Scott Morrison resides at the Harold Holt end of the Liberal Party when it comes to relations with the leader of the free world in Washington, DC.
Holt is remembered for an ad lib he made during remarks at the White House in July, 1966.
Otherwise prosaic comments became big news when Holt picked up and used a Democratic Party slogan for President Lyndon Johnson, saying he was “All the way with LBJ”.
Morrison’s enthusiasm for current White House occupant Donald J. Trump is well known. While Trump was curious initially about how Morrison had come to power in a party-room ballot, the pair bonded after the Australian was re-elected against the odds in May last year.
Trump regarded Morrison as a kindred spirit – sparking at the mention of the “quiet Australians” who the Prime Minister nominated as the source of his widely unpredicted win.
This manly romance was sealed with a full-blown state visit last September which featured a bells-and-whistles official dinner and a shared stage at a factory opening-cum-election rally at a facility developed by Australian billionaire Anthony Pratt.
The bond was visceral.
Morrison now has another invitation for September this year, to attend a global leadership meeting at the Camp David presidential retreat north of Washington.
Trump was originally planning to host the G7 summit at his Florida Doral golf resort but backed off after what he called “irrational hostility”.
The G7 this year had been clouded by the COVID-19 crisis, but this past week Trump revisited the idea at the height of the worst urban unrest across US cities since 1968.
Trump, who had already flagged the venue would be Camp David if the summit went ahead, surprised everyone by proposing a larger gathering adding four nations beyond the core seven.

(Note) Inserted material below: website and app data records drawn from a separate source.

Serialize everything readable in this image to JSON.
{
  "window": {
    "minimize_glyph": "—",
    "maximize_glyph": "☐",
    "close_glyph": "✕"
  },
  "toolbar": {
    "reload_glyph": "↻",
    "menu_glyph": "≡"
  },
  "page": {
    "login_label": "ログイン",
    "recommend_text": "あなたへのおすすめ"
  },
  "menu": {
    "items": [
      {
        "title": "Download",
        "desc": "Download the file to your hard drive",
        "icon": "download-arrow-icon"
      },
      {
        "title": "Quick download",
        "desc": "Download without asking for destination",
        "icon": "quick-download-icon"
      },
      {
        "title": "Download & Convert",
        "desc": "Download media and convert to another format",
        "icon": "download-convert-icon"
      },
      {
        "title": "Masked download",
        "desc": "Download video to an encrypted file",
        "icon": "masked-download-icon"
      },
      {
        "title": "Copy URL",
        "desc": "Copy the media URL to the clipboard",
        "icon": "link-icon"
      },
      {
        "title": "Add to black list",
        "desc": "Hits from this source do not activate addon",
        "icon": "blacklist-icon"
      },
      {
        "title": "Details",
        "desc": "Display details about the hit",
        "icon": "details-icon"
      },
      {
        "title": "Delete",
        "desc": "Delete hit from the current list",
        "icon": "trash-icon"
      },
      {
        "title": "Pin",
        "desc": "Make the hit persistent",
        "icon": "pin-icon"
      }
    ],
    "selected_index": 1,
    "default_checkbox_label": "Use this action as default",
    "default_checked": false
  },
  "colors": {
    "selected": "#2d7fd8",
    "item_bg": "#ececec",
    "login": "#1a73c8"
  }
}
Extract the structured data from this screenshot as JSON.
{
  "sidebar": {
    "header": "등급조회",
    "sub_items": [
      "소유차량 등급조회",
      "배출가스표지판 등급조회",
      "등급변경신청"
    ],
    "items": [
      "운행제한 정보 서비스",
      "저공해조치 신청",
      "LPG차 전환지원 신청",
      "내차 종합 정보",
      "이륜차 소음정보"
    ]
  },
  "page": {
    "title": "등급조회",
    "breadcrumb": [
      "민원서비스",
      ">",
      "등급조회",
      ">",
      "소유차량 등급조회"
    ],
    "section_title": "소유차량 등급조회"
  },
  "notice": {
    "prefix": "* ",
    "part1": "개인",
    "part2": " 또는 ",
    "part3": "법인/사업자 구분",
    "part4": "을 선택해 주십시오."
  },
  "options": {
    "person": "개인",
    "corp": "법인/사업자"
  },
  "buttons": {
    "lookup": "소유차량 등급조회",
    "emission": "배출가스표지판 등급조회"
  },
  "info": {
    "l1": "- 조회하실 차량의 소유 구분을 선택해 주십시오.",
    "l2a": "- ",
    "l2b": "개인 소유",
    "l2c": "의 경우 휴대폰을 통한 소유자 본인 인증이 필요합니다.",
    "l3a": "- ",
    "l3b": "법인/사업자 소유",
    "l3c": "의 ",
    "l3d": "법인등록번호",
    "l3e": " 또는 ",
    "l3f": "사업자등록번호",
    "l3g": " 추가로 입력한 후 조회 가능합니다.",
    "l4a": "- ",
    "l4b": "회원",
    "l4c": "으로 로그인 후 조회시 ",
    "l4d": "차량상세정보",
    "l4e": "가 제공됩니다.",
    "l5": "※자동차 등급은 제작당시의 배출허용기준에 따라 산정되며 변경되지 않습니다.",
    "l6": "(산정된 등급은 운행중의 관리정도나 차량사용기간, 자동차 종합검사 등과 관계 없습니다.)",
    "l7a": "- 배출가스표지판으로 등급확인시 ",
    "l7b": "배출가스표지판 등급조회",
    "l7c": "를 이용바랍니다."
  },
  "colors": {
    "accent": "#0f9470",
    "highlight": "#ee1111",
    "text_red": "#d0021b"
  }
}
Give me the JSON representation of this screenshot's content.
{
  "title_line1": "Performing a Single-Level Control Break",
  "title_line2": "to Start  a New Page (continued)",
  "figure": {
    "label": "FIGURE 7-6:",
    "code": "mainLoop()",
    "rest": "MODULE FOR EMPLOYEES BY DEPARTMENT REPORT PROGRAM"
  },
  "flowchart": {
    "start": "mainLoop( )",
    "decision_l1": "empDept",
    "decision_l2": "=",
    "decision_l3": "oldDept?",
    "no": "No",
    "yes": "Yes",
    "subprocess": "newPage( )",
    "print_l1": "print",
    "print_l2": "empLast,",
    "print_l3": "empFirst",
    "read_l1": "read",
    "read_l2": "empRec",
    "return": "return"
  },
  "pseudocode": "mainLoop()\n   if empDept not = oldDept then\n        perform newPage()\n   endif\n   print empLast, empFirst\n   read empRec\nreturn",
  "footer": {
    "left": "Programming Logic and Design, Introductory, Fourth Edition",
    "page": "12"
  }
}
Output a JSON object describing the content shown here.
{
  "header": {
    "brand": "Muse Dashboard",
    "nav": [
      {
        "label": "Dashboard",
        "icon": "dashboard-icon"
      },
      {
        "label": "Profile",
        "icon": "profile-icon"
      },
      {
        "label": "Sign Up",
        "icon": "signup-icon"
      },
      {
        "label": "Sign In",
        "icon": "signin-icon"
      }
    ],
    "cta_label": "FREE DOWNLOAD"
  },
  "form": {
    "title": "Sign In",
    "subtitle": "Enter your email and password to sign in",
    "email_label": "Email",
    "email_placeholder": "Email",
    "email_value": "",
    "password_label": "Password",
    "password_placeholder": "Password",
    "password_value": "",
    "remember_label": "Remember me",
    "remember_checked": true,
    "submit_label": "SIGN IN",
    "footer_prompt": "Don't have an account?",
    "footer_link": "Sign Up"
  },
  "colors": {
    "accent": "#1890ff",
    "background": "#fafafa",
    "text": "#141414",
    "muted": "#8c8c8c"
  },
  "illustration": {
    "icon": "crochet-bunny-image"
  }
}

The USA, Great Britain, France, Germany, Italy, Canada and Japan would be joined by South Korea, India, Australia and Russia – identified as “a nice group of countries” by the President.
“I don’t feel that as G7 it properly represents what’s going on in the world. It’s a very outdated group of countries,” said Trump.
Morrison accepted the invitation without hesitation – as did South Korea’s Moon Jae-in and India’s Narendra Modi. The Russians say they are still considering Trump’s offer of a seat at the summit.
While the invitation and quick acceptance in Canberra was painted as a feather in Australia’s diplomatic cap and something Morrison could hardly decline, there are compelling reasons why the prime minister should have at least hesitated when Trump called.
Primarily, one of the key agenda items Trump has flagged – ganging up on China over the COVID-19 pandemic and a range of economic and strategic issues – has “nothing in it for Australia” stamped all over it.
We have already felt the ire of Beijing because of initial loose talk in relation to a World Health Organisation inquiry into the origins and handling of the pandemic.
Chinese displeasure was soon felt with tariff and non-tariff responses hitting barley and beef exports.
China has signalled it regards Trump’s expansion of the G7 – which deliberately excludes Beijing – as unfriendly, warning it would “not benefit” the US.
For Australia to get caught up in intensifying America-China tension would be a diplomatic own goal with no upside.
Next, there’s the vexed question of Russia’s likely presence.
Many observers see Trump’s invitations to Australia, South Korea and India as cover for his main aim in adding chairs around the G7 table – to get his friend Vladimir Putin in the room.
Trump wanted Russia at the 2021 G7 in France but was overruled by the host, Frence’s Emmanuel Macron. Australia was one of a handful of nations the French president invited as observers to be part of a global discussion about inequality.
Australia has unfinished business with Russia over the downing of the Malaysian Airlines jet MH17.
Russian operatives have been found guilty of launching the missile that blew the passenger jet out of the sky in mid-2014 but the Kremlin refuses to admit liability or accept the Dutch court’s judgment.
It would be unacceptable for Morrison to sit across the table from Putin.
Lastly, if the G7 September meeting goes ahead (it is not that certain, with one key leader, Germany’s Angela Merkel, indicating she might not attend, ostensibly because of the virus) there’s the issue of US presidential politics.
The meeting would be some six or seven weeks before the November 3 election and Trump will doubtless use it as part of his campaign.
If he continues to lag in the polls as badly as he is doing now, it is anyone’s guess what stunt he might pull to throw a September surprise on the campaign trail.
There is no good reason for Australia to attend the G7 in September.
With any luck it will be postponed until after the November election – and then the Democratic Party contender, Joe Biden, might well be the host. That would change everything.